02 April 2015

50th anniversary of the execution of John Harris

At 5.30 on the morning of 1 April 1965 John Harris was executed for the anti-apartheid bombing at the Johannesburg train stationPolice photograph of John Harris. Archived as SAHA collection AL3273_D1_043b which killed Ethel Rhys and injured 23 others. Only 27 years old, he would become the only white person to be hanged for a political offence during apartheid, leaving behind his young wife Ann and baby son David.

Born in 1937, and in later years a passionate teacher and sportsman, John Harris became actively involved in the Liberal Party of South Africa (LPSA) in 1960 and was soon elected to its National Committee. As chairman of the South African Non-Racial Olympic Committee (SAN-ROC) he travelled to Switzerland in 1963 to testify at the International Olympic Committee (IOC), seeking South Africa's exclusion from the 1964 Tokyo Olympics because of its racially discriminatory sports policies. His passport was seized on his return, and a year later he was served with banning orders under the Suppression of Communism Act, 1950.

Sheriff's notification of the date and time of John Harris's execution. Archived as SAHA collection AL3273_D1_050

He later joined the African Resistance Movement (ARM), a militant anti-apartheid resistance movement founded by members of the LPSA. From its first operation in September 1963 the ARM damaged, through bombing, power lines, railroad tracks, roads, bridges and other vulnerable infrastructure until July 1964 without any civilian casualties. But the bomb John Harris planted on 24 July 1964 killed Ethel Rhys and injured 23 other people. He was arrested, following a confession by one of his colleagues, John Lloyd.

The John Harris collection (AL3273) at SAHA bears evidence of this tragic story. Materials in the collection include Harris's police docket, trial records and prison and media files donated by his son David Wolfe. His Security Legislation Directorate (SLD) file, obtained through a Promotion to Access of Information Act, 2000 (PAIA) request, gives insight into Harris's political activities in the years leading up to the bomb explosion. Letters written by Harris to his sister Jane whilst in prison (1964-1965) were also donated by Jane Harris to SAHA. While the letters reflect Harris's day to day existence in the Pretoria prison it also gives insight into his state of mind during the trial and the time leading up to his execution. He wrote his last letter to his sister on 23 March 1965, a week before his walk to the gallows.

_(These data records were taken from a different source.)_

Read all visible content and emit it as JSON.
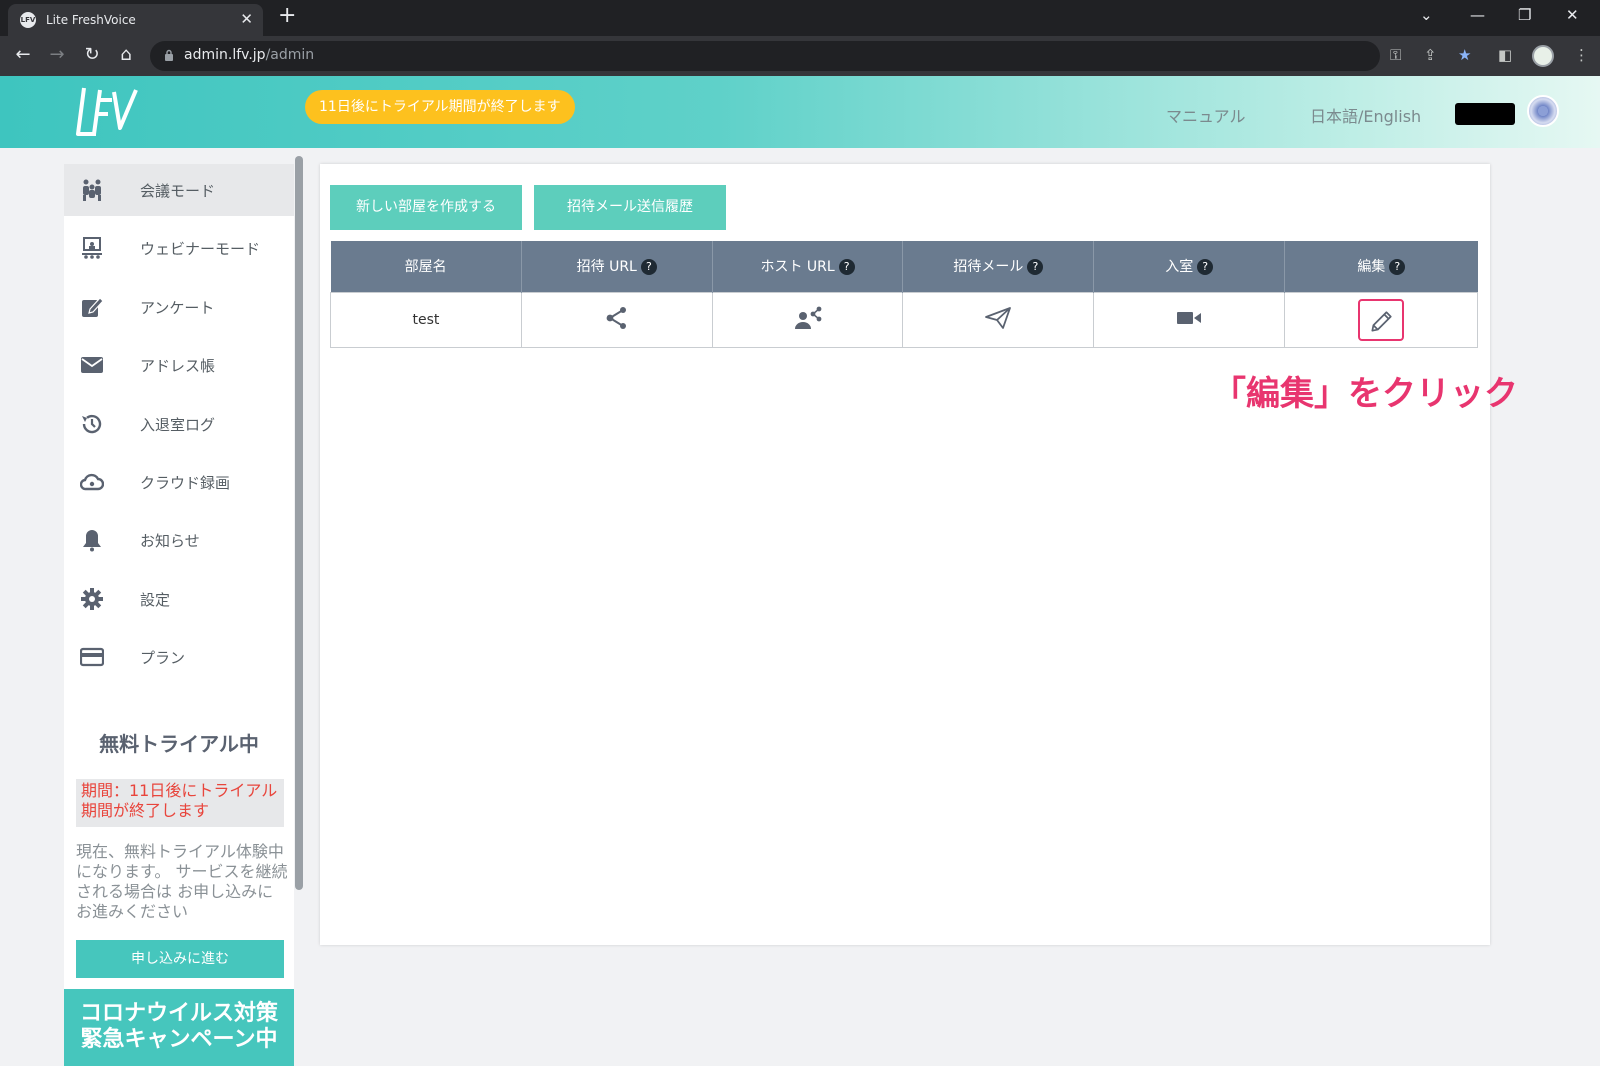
{
  "browser": {
    "tab_title": "Lite FreshVoice",
    "favicon_text": "LFV",
    "url_host": "admin.lfv.jp",
    "url_path": "/admin"
  },
  "header": {
    "trial_banner": "11日後にトライアル期間が終了します",
    "manual_link": "マニュアル",
    "language_link": "日本語/English"
  },
  "sidebar": {
    "items": [
      {
        "label": "会議モード",
        "icon": "people-icon",
        "active": true
      },
      {
        "label": "ウェビナーモード",
        "icon": "presentation-icon"
      },
      {
        "label": "アンケート",
        "icon": "edit-square-icon"
      },
      {
        "label": "アドレス帳",
        "icon": "envelope-icon"
      },
      {
        "label": "入退室ログ",
        "icon": "history-icon"
      },
      {
        "label": "クラウド録画",
        "icon": "cloud-icon"
      },
      {
        "label": "お知らせ",
        "icon": "bell-icon"
      },
      {
        "label": "設定",
        "icon": "gear-icon"
      },
      {
        "label": "プラン",
        "icon": "credit-card-icon"
      }
    ],
    "trial": {
      "title": "無料トライアル中",
      "alert": "期間：11日後にトライアル期間が終了します",
      "description": "現在、無料トライアル体験中 になります。 サービスを継続される場合は お申し込みにお進みください",
      "apply_button": "申し込みに進む"
    },
    "campaign": {
      "line1": "コロナウイルス対策",
      "line2": "緊急キャンペーン中"
    }
  },
  "main": {
    "create_room_button": "新しい部屋を作成する",
    "invite_history_button": "招待メール送信履歴",
    "table": {
      "columns": [
        {
          "label": "部屋名",
          "help": false
        },
        {
          "label": "招待 URL",
          "help": true
        },
        {
          "label": "ホスト URL",
          "help": true
        },
        {
          "label": "招待メール",
          "help": true
        },
        {
          "label": "入室",
          "help": true
        },
        {
          "label": "編集",
          "help": true
        }
      ],
      "help_mark": "?",
      "rows": [
        {
          "room_name": "test"
        }
      ]
    }
  },
  "annotation": "「編集」をクリック",
  "colors": {
    "accent": "#46c6bd",
    "trial_banner": "#fdc11e",
    "table_header": "#6a7b8f",
    "annotation": "#e8356f"
  }
}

In 2010, on the 45th anniversary of his death, Phyllis Naidoo wrote in an article in The Witness, that “While the apartheid government thought it was a joke to execute Harris on April Fools’ Day, we who knew and loved him remember him with much fondness.”

See inventory for the John Harris collection (AL3273)